The White House says it is too early to link the Islamic State (IS) militant group to an attack in Texas targeting an exhibit of caricatures of the Prophet Muhammad organized by an anti-Muslim right-wing group.

White House spokesman Josh Earnest said the attack by two gunmen was "still under investigation," adding it's "too early to say at this point" whether IS fighters were responsible.

"This is still under investigation by the FBI and other members of the intelligence community to determine any ties or affiliations that these two individuals may have had with ISIL or other terrorist organizations around the world," Earnest said, using another acronym for Islamic State.

The Islamic State group had earlier in the day claimed responsibility for the attack, saying "two of the soldiers of the caliphate" had carried it out.

Meanwhile, the United States has announced rewards of up to $20 million for information leading to the whereabouts of four top leaders of Islamic State.

The State Department said on May 5 that, through its Rewards for Justice program, it would pay up to $7 million for information on Abd al-Rahman Mustafa al-Qaduli, up to $5 million each for Abu Mohammed al-Adnani and Tarkhan Tayumurazovich Batirashvili, and up to $3 million for Tariq Bin-al-Tahar Bin al Falih al-'Awni al-Harzi.

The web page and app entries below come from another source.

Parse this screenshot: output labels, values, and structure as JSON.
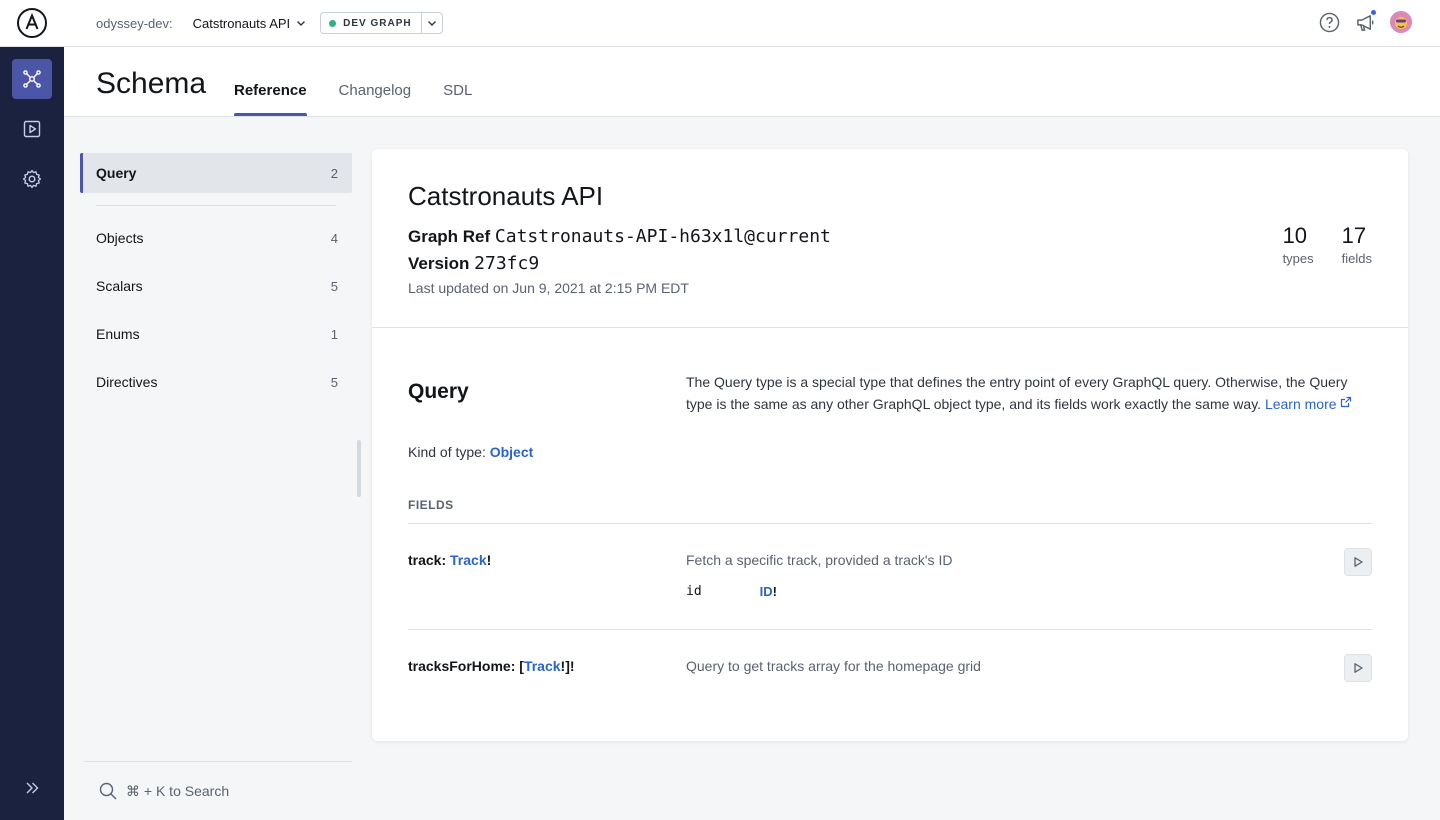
{
  "topbar": {
    "org": "odyssey-dev:",
    "graph_name": "Catstronauts API",
    "variant": "DEV GRAPH"
  },
  "header": {
    "title": "Schema",
    "tabs": [
      {
        "label": "Reference",
        "active": true
      },
      {
        "label": "Changelog",
        "active": false
      },
      {
        "label": "SDL",
        "active": false
      }
    ]
  },
  "typelist": {
    "items": [
      {
        "label": "Query",
        "count": "2"
      },
      {
        "label": "Objects",
        "count": "4"
      },
      {
        "label": "Scalars",
        "count": "5"
      },
      {
        "label": "Enums",
        "count": "1"
      },
      {
        "label": "Directives",
        "count": "5"
      }
    ]
  },
  "search": {
    "label": "⌘ + K to Search"
  },
  "card": {
    "title": "Catstronauts API",
    "graph_ref_label": "Graph Ref",
    "graph_ref": "Catstronauts-API-h63x1l@current",
    "version_label": "Version",
    "version": "273fc9",
    "updated": "Last updated on Jun 9, 2021 at 2:15 PM EDT",
    "stats": [
      {
        "num": "10",
        "label": "types"
      },
      {
        "num": "17",
        "label": "fields"
      }
    ],
    "query": {
      "title": "Query",
      "description": "The Query type is a special type that defines the entry point of every GraphQL query. Otherwise, the Query type is the same as any other GraphQL object type, and its fields work exactly the same way.",
      "learn_more": "Learn more",
      "kind_label": "Kind of type:",
      "kind_value": "Object"
    },
    "fields_label": "FIELDS",
    "fields": [
      {
        "name": "track:",
        "type": "Track",
        "suffix": "!",
        "description": "Fetch a specific track, provided a track's ID",
        "arg_name": "id",
        "arg_type": "ID",
        "arg_suffix": "!"
      },
      {
        "name": "tracksForHome:",
        "prefix": "[",
        "type": "Track",
        "suffix": "!]!",
        "description": "Query to get tracks array for the homepage grid"
      }
    ]
  },
  "colors": {
    "sidebar_bg": "#1b2240",
    "accent": "#4b57a6",
    "link": "#2a64c5",
    "status_green": "#36ad8a"
  }
}
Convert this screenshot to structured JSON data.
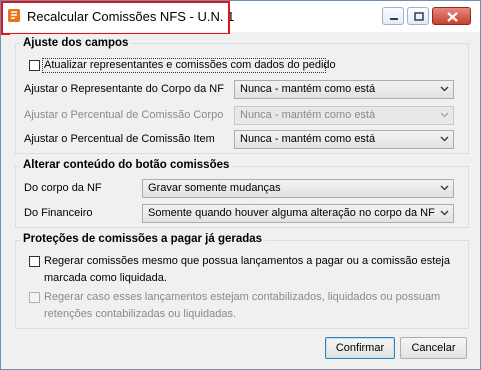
{
  "window": {
    "title": "Recalcular Comissões NFS - U.N. 1"
  },
  "ajuste": {
    "title": "Ajuste dos campos",
    "atualizar_label": "Atualizar representantes e comissões com dados do pedido",
    "rows": [
      {
        "label": "Ajustar o Representante do Corpo da NF",
        "value": "Nunca - mantém como está",
        "disabled": false
      },
      {
        "label": "Ajustar o Percentual de Comissão Corpo",
        "value": "Nunca - mantém como está",
        "disabled": true
      },
      {
        "label": "Ajustar o Percentual de Comissão Item",
        "value": "Nunca - mantém como está",
        "disabled": false
      }
    ]
  },
  "alterar": {
    "title": "Alterar conteúdo do botão comissões",
    "rows": [
      {
        "label": "Do corpo da NF",
        "value": "Gravar somente mudanças"
      },
      {
        "label": "Do Financeiro",
        "value": "Somente quando houver alguma alteração no corpo da NF"
      }
    ]
  },
  "protecoes": {
    "title": "Proteções de comissões a pagar já geradas",
    "regerar_line1": "Regerar comissões mesmo que possua lançamentos a pagar ou a comissão esteja",
    "regerar_line2": "marcada como liquidada.",
    "regerar_caso_line1": "Regerar caso esses lançamentos estejam contabilizados, liquidados ou possuam",
    "regerar_caso_line2": "retenções contabilizadas ou liquidadas."
  },
  "buttons": {
    "confirmar": "Confirmar",
    "cancelar": "Cancelar"
  },
  "colors": {
    "highlight": "#e0151b",
    "app_icon": "#e8731c",
    "close_button": "#c9402f"
  }
}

It said that Qaduli is a senior IS official who originally joined Al-Qaeda's affiliate in Iraq; Adnani is an official IS spokesman; Batirashvili -- known as Umar al-Shishani in the Middle East -- is a battlefield commander in northern Syria who hails from Georgia's Pankisi region; and Harzi is the group's leader for the border region between Syria and Turkey.

Based on reporting by AP and Reuters